• [To do] Go through the entries below and write each one out exactly.

[Dataset items]
* * *

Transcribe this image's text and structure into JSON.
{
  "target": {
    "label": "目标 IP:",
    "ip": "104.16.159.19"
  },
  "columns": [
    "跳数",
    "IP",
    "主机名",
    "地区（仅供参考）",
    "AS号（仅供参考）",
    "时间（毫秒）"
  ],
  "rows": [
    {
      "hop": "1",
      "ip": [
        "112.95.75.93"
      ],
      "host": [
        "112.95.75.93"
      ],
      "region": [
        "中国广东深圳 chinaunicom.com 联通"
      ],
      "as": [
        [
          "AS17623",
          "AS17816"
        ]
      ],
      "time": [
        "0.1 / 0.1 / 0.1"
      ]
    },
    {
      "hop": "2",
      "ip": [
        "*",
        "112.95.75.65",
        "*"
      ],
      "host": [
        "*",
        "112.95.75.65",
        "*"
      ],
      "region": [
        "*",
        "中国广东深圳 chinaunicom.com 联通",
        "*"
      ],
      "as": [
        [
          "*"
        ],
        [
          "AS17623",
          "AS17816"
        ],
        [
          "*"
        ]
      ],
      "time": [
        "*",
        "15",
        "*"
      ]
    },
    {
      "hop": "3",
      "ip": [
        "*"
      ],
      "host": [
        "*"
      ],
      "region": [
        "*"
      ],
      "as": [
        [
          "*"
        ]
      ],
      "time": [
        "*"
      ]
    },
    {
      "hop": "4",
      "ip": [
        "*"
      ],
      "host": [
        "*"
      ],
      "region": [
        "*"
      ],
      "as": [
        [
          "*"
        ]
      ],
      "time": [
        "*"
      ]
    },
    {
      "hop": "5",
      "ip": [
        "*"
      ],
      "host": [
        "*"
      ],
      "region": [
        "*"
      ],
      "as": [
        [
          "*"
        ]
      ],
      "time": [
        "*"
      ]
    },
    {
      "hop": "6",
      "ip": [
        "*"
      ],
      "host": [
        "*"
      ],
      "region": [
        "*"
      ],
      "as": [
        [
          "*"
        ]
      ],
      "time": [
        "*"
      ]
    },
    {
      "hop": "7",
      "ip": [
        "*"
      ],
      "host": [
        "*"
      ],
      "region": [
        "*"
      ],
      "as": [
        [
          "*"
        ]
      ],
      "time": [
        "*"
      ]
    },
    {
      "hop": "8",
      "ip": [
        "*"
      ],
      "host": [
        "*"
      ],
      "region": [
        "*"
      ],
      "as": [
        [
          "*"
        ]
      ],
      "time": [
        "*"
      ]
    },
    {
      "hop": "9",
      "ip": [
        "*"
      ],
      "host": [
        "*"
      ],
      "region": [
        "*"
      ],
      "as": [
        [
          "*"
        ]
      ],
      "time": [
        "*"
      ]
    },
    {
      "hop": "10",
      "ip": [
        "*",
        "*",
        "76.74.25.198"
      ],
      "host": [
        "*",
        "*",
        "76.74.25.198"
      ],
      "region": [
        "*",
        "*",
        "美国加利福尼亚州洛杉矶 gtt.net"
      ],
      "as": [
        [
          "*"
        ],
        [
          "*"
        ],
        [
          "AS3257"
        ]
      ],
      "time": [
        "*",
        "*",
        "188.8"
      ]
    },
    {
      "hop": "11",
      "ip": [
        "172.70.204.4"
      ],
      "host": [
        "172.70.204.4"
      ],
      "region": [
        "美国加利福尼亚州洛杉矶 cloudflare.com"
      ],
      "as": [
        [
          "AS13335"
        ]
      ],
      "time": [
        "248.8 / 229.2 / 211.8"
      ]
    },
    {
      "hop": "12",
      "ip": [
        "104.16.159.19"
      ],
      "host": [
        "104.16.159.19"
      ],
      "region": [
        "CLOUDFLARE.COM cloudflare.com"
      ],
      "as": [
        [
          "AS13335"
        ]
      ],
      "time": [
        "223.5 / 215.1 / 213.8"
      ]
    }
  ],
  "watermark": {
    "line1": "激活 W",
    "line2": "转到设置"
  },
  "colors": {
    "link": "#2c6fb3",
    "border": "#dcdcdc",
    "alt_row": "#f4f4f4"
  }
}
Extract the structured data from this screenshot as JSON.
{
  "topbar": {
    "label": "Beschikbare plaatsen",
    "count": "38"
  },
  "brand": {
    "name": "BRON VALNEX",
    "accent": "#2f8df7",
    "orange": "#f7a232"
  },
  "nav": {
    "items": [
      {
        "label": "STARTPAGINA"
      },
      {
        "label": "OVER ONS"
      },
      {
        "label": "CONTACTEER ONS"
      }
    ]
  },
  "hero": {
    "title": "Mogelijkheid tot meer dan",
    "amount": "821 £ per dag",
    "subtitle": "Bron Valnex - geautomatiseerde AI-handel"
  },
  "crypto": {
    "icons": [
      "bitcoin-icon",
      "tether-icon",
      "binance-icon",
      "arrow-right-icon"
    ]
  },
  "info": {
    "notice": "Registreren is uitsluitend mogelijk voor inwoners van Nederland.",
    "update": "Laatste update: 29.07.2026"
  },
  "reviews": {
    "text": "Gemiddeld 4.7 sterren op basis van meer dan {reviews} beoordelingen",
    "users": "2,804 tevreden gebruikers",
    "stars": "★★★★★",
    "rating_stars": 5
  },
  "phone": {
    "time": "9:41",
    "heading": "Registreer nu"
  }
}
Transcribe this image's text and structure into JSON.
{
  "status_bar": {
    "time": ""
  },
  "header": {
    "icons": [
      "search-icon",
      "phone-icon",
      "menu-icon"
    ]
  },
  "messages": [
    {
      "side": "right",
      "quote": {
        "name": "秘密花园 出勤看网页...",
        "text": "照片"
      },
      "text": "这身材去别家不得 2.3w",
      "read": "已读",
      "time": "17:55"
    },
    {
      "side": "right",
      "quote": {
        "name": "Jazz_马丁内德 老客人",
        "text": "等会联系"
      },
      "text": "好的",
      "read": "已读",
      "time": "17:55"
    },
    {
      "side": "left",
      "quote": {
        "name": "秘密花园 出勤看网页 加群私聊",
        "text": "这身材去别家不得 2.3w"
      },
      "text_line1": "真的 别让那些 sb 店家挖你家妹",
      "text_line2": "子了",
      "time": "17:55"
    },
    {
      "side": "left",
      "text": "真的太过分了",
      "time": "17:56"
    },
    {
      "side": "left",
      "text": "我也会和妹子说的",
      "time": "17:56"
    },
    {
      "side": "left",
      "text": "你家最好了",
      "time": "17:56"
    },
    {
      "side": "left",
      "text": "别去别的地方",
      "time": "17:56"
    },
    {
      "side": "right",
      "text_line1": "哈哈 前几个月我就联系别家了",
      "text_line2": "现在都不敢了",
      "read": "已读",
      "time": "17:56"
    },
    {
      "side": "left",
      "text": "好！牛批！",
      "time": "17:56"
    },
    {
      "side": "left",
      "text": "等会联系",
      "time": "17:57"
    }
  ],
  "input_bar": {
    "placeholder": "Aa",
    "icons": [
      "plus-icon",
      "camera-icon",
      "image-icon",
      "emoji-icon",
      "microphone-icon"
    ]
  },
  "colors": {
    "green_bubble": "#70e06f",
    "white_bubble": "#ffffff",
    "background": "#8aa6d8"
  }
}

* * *

• [Solution to the problem]
Transcribe this image's text and structure into JSON.
{
  "target": {
    "label": "目标 IP:",
    "ip": "104.16.159.19"
  },
  "columns": [
    "跳数",
    "IP",
    "主机名",
    "地区（仅供参考）",
    "AS号（仅供参考）",
    "时间（毫秒）"
  ],
  "rows": [
    {
      "hop": "1",
      "ip": [
        "112.95.75.93"
      ],
      "host": [
        "112.95.75.93"
      ],
      "region": [
        "中国广东深圳 chinaunicom.com 联通"
      ],
      "as": [
        [
          "AS17623",
          "AS17816"
        ]
      ],
      "time": [
        "0.1 / 0.1 / 0.1"
      ]
    },
    {
      "hop": "2",
      "ip": [
        "*",
        "112.95.75.65",
        "*"
      ],
      "host": [
        "*",
        "112.95.75.65",
        "*"
      ],
      "region": [
        "*",
        "中国广东深圳 chinaunicom.com 联通",
        "*"
      ],
      "as": [
        [
          "*"
        ],
        [
          "AS17623",
          "AS17816"
        ],
        [
          "*"
        ]
      ],
      "time": [
        "*",
        "15",
        "*"
      ]
    },
    {
      "hop": "3",
      "ip": [
        "*"
      ],
      "host": [
        "*"
      ],
      "region": [
        "*"
      ],
      "as": [
        [
          "*"
        ]
      ],
      "time": [
        "*"
      ]
    },
    {
      "hop": "4",
      "ip": [
        "*"
      ],
      "host": [
        "*"
      ],
      "region": [
        "*"
      ],
      "as": [
        [
          "*"
        ]
      ],
      "time": [
        "*"
      ]
    },
    {
      "hop": "5",
      "ip": [
        "*"
      ],
      "host": [
        "*"
      ],
      "region": [
        "*"
      ],
      "as": [
        [
          "*"
        ]
      ],
      "time": [
        "*"
      ]
    },
    {
      "hop": "6",
      "ip": [
        "*"
      ],
      "host": [
        "*"
      ],
      "region": [
        "*"
      ],
      "as": [
        [
          "*"
        ]
      ],
      "time": [
        "*"
      ]
    },
    {
      "hop": "7",
      "ip": [
        "*"
      ],
      "host": [
        "*"
      ],
      "region": [
        "*"
      ],
      "as": [
        [
          "*"
        ]
      ],
      "time": [
        "*"
      ]
    },
    {
      "hop": "8",
      "ip": [
        "*"
      ],
      "host": [
        "*"
      ],
      "region": [
        "*"
      ],
      "as": [
        [
          "*"
        ]
      ],
      "time": [
        "*"
      ]
    },
    {
      "hop": "9",
      "ip": [
        "*"
      ],
      "host": [
        "*"
      ],
      "region": [
        "*"
      ],
      "as": [
        [
          "*"
        ]
      ],
      "time": [
        "*"
      ]
    },
    {
      "hop": "10",
      "ip": [
        "*",
        "*",
        "76.74.25.198"
      ],
      "host": [
        "*",
        "*",
        "76.74.25.198"
      ],
      "region": [
        "*",
        "*",
        "美国加利福尼亚州洛杉矶 gtt.net"
      ],
      "as": [
        [
          "*"
        ],
        [
          "*"
        ],
        [
          "AS3257"
        ]
      ],
      "time": [
        "*",
        "*",
        "188.8"
      ]
    },
    {
      "hop": "11",
      "ip": [
        "172.70.204.4"
      ],
      "host": [
        "172.70.204.4"
      ],
      "region": [
        "美国加利福尼亚州洛杉矶 cloudflare.com"
      ],
      "as": [
        [
          "AS13335"
        ]
      ],
      "time": [
        "248.8 / 229.2 / 211.8"
      ]
    },
    {
      "hop": "12",
      "ip": [
        "104.16.159.19"
      ],
      "host": [
        "104.16.159.19"
      ],
      "region": [
        "CLOUDFLARE.COM cloudflare.com"
      ],
      "as": [
        [
          "AS13335"
        ]
      ],
      "time": [
        "223.5 / 215.1 / 213.8"
      ]
    }
  ],
  "watermark": {
    "line1": "激活 W",
    "line2": "转到设置"
  },
  "colors": {
    "link": "#2c6fb3",
    "border": "#dcdcdc",
    "alt_row": "#f4f4f4"
  }
}
Extract the structured data from this screenshot as JSON.
{
  "topbar": {
    "label": "Beschikbare plaatsen",
    "count": "38"
  },
  "brand": {
    "name": "BRON VALNEX",
    "accent": "#2f8df7",
    "orange": "#f7a232"
  },
  "nav": {
    "items": [
      {
        "label": "STARTPAGINA"
      },
      {
        "label": "OVER ONS"
      },
      {
        "label": "CONTACTEER ONS"
      }
    ]
  },
  "hero": {
    "title": "Mogelijkheid tot meer dan",
    "amount": "821 £ per dag",
    "subtitle": "Bron Valnex - geautomatiseerde AI-handel"
  },
  "crypto": {
    "icons": [
      "bitcoin-icon",
      "tether-icon",
      "binance-icon",
      "arrow-right-icon"
    ]
  },
  "info": {
    "notice": "Registreren is uitsluitend mogelijk voor inwoners van Nederland.",
    "update": "Laatste update: 29.07.2026"
  },
  "reviews": {
    "text": "Gemiddeld 4.7 sterren op basis van meer dan {reviews} beoordelingen",
    "users": "2,804 tevreden gebruikers",
    "stars": "★★★★★",
    "rating_stars": 5
  },
  "phone": {
    "time": "9:41",
    "heading": "Registreer nu"
  }
}
Transcribe this image's text and structure into JSON.
{
  "status_bar": {
    "time": ""
  },
  "header": {
    "icons": [
      "search-icon",
      "phone-icon",
      "menu-icon"
    ]
  },
  "messages": [
    {
      "side": "right",
      "quote": {
        "name": "秘密花园 出勤看网页...",
        "text": "照片"
      },
      "text": "这身材去别家不得 2.3w",
      "read": "已读",
      "time": "17:55"
    },
    {
      "side": "right",
      "quote": {
        "name": "Jazz_马丁内德 老客人",
        "text": "等会联系"
      },
      "text": "好的",
      "read": "已读",
      "time": "17:55"
    },
    {
      "side": "left",
      "quote": {
        "name": "秘密花园 出勤看网页 加群私聊",
        "text": "这身材去别家不得 2.3w"
      },
      "text_line1": "真的 别让那些 sb 店家挖你家妹",
      "text_line2": "子了",
      "time": "17:55"
    },
    {
      "side": "left",
      "text": "真的太过分了",
      "time": "17:56"
    },
    {
      "side": "left",
      "text": "我也会和妹子说的",
      "time": "17:56"
    },
    {
      "side": "left",
      "text": "你家最好了",
      "time": "17:56"
    },
    {
      "side": "left",
      "text": "别去别的地方",
      "time": "17:56"
    },
    {
      "side": "right",
      "text_line1": "哈哈 前几个月我就联系别家了",
      "text_line2": "现在都不敢了",
      "read": "已读",
      "time": "17:56"
    },
    {
      "side": "left",
      "text": "好！牛批！",
      "time": "17:56"
    },
    {
      "side": "left",
      "text": "等会联系",
      "time": "17:57"
    }
  ],
  "input_bar": {
    "placeholder": "Aa",
    "icons": [
      "plus-icon",
      "camera-icon",
      "image-icon",
      "emoji-icon",
      "microphone-icon"
    ]
  },
  "colors": {
    "green_bubble": "#70e06f",
    "white_bubble": "#ffffff",
    "background": "#8aa6d8"
  }
}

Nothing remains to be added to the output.